Kamentz’s Web site notes Publishers Weekly’s review of “Generation Debt.” It praises the book for its thorough investigation and lively approach. It complimented her skill in detailing the issue and making readers aware of its importance and the urgent need to find a solution to the problem.

But some reviews of Generation Debt found flaws in Kamenetz’s reasoning. One book-reviewing Web site, Monsters and Critics, said that though she addresses a worthwhile subject, there are too many holes in Kamenetz’s idealistic argument. The review reflects a repeated sentiment among critics that although the book is clear about the fact that real solutions must be discovered soon, it does not offer any practical financial advice to its readers.

“This is worthwhile material, and many readers will feel embarrassed complaining about their own lives after plowing through tales of grinding borderline poverty, but Kamenetz doesn’t satisfactorily string it all together,” the Web site said. “In a closing chapter looking at ways to turn things around, she relies too much on generational optimism and questionable comments.”

Another popular criticism is that Kamenetz is the wrong person to have written the book, as she was raised in a relatively privileged environment and is not weighed down by the loans and credit card debt that she addresses in her piece.

But Baran said he thinks this criticism is invalid. He said it is being made by people who do not want to face the truth of what Kamenetz is saying because it is so hard to accept.

Kamenetz said her future is rather uncertain — part of her wants to write another book, looking at the issues of Generation Debt on the global scale, while another part wants to put this subject aside and explore something new.

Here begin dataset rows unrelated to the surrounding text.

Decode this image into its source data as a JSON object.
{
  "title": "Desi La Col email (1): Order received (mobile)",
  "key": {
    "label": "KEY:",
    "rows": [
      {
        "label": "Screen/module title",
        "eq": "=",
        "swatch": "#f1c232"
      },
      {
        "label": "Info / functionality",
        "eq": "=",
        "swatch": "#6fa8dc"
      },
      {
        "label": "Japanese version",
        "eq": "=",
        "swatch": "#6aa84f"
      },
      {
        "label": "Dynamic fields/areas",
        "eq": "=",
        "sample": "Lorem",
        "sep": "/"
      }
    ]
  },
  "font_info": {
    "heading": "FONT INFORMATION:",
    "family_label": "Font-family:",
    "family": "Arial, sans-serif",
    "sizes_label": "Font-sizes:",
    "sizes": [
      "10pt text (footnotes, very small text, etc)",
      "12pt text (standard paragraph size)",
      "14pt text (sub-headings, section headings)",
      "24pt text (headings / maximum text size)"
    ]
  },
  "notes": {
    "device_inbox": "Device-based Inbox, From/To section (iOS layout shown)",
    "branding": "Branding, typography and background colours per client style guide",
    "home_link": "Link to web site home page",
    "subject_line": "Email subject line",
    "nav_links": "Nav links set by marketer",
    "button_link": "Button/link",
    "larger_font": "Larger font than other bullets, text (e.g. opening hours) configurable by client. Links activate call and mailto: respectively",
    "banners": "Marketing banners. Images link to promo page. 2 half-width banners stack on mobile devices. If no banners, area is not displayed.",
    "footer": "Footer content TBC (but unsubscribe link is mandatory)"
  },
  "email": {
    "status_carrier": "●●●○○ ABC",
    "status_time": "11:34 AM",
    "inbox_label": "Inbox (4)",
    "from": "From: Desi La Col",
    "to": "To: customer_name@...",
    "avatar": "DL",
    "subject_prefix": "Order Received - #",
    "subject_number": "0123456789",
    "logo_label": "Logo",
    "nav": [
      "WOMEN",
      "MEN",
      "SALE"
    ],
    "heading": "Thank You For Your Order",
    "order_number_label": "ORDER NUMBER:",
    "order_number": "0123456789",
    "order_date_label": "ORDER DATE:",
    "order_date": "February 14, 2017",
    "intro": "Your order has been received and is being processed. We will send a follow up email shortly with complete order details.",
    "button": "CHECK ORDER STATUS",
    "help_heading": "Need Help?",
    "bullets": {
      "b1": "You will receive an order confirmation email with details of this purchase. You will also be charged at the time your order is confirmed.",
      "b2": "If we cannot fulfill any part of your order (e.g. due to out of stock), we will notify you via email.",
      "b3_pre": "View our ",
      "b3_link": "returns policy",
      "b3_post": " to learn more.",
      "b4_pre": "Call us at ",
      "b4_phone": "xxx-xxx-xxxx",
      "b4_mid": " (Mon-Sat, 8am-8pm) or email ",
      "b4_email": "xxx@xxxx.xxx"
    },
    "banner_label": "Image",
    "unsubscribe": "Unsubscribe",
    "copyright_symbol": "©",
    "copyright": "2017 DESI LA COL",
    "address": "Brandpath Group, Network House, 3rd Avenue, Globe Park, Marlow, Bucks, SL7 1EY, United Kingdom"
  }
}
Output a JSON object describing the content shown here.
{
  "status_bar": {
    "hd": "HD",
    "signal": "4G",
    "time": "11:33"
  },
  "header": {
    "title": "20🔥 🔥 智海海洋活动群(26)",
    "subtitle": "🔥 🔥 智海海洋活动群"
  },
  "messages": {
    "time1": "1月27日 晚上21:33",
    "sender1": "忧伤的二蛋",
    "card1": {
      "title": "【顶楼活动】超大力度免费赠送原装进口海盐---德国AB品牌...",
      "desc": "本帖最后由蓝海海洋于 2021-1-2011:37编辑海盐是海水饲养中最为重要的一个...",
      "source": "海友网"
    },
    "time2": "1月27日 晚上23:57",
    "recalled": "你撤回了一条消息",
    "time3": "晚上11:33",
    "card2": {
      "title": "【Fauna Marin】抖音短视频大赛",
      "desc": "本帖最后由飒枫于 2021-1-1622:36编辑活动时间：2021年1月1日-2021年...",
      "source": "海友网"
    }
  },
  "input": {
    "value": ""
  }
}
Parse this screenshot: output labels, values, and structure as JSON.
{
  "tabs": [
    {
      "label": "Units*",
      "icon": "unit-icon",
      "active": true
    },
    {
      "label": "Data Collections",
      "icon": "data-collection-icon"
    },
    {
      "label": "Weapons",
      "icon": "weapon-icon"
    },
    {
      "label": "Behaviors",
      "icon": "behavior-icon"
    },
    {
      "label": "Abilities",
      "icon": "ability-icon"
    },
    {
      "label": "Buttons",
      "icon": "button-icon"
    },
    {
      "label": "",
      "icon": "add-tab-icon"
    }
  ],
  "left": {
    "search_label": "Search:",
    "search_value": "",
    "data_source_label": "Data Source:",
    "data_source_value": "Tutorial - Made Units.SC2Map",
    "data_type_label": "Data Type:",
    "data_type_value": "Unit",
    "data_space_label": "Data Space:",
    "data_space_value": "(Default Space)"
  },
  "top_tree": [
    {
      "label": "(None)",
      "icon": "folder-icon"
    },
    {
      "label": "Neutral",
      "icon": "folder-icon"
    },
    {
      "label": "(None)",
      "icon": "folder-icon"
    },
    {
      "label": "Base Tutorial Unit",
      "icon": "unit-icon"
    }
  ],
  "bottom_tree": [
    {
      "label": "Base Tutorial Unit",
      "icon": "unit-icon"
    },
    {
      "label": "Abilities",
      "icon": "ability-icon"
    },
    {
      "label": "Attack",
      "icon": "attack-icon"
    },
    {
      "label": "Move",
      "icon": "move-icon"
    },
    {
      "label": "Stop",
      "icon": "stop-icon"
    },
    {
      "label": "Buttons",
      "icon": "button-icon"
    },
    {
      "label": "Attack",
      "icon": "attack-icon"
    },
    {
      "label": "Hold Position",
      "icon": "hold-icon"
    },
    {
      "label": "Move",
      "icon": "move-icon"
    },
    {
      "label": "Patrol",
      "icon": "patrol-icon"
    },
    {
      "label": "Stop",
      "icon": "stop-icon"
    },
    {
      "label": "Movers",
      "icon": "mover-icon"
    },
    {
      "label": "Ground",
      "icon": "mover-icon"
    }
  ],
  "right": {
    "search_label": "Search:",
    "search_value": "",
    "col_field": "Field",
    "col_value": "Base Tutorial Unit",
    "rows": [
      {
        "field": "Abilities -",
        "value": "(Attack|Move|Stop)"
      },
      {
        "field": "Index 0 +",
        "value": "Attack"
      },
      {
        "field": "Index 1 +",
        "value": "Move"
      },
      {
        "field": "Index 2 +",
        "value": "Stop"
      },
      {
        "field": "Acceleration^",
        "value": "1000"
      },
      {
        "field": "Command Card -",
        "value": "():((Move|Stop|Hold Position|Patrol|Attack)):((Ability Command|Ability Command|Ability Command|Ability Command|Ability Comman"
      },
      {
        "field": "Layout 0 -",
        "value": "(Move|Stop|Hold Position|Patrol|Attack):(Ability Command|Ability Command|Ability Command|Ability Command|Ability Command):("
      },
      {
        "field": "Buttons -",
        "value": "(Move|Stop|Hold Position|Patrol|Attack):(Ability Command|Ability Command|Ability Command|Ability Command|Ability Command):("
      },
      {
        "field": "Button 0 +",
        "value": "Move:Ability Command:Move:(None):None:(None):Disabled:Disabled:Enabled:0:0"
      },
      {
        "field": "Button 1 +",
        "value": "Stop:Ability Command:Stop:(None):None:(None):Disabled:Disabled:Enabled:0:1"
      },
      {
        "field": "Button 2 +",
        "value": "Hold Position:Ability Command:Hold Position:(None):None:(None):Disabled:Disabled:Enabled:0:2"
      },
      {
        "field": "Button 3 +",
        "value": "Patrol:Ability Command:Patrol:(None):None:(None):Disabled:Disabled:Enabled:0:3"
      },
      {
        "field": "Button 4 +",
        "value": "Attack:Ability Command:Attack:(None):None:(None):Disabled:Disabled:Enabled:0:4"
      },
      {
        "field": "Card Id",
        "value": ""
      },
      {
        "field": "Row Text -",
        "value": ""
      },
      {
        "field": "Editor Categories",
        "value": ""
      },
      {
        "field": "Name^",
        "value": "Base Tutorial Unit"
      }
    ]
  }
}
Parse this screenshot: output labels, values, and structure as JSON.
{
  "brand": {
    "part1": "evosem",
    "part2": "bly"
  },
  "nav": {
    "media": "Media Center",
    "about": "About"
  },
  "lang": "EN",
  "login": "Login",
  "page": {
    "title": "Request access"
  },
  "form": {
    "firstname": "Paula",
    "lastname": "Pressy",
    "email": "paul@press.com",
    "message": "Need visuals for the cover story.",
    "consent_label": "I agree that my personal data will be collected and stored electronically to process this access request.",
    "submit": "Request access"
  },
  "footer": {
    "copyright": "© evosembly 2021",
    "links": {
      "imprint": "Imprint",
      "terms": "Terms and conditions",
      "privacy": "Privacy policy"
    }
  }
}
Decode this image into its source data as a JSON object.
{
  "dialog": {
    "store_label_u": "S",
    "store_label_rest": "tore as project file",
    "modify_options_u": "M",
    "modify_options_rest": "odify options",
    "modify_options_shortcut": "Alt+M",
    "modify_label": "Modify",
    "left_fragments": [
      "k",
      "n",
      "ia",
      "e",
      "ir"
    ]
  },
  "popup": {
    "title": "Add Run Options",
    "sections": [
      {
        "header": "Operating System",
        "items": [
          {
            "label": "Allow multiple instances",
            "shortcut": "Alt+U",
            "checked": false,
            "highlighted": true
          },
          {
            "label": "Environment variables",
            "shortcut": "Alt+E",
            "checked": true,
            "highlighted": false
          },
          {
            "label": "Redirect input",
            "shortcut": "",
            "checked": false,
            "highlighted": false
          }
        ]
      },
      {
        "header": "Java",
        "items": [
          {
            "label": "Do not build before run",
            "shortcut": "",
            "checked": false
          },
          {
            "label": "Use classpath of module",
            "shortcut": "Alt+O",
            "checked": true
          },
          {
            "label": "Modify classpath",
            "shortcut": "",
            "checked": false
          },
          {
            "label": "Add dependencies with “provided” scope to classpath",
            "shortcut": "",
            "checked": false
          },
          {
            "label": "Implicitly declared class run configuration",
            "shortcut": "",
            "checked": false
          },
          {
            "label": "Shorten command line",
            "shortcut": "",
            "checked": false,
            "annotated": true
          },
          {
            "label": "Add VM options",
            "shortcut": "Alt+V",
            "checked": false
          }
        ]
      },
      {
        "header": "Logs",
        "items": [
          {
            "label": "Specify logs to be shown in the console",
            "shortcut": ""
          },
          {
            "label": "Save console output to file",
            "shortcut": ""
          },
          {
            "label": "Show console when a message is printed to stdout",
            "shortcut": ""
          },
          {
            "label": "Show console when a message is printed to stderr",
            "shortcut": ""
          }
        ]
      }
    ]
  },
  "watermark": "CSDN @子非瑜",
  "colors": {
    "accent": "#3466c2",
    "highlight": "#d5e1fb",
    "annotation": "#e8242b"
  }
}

Kezia Kamenetz, who names Anya as her primary role model, said whatever her big sister decides to do, it is most important that she is interested and happy.

“She’s still really young,” Kezia Kamenetz said. “She has a lot of stuff ahead of her. I’m really proud of her.”

But for the time being, Anya Kamenetz said, she wants students to read the book to get an overview of the political and economic issues that plague their generation in hopes that they can glean some specific information from the text.

“I’d like to see students take up a common cause,” she said. “One of the most important political changes is diminishing opportunity and a decrease in social mobility. There needs to be a refocus on issues that are hitting close to home. Students need to start asking, ‘How am I going to manage my own life?'”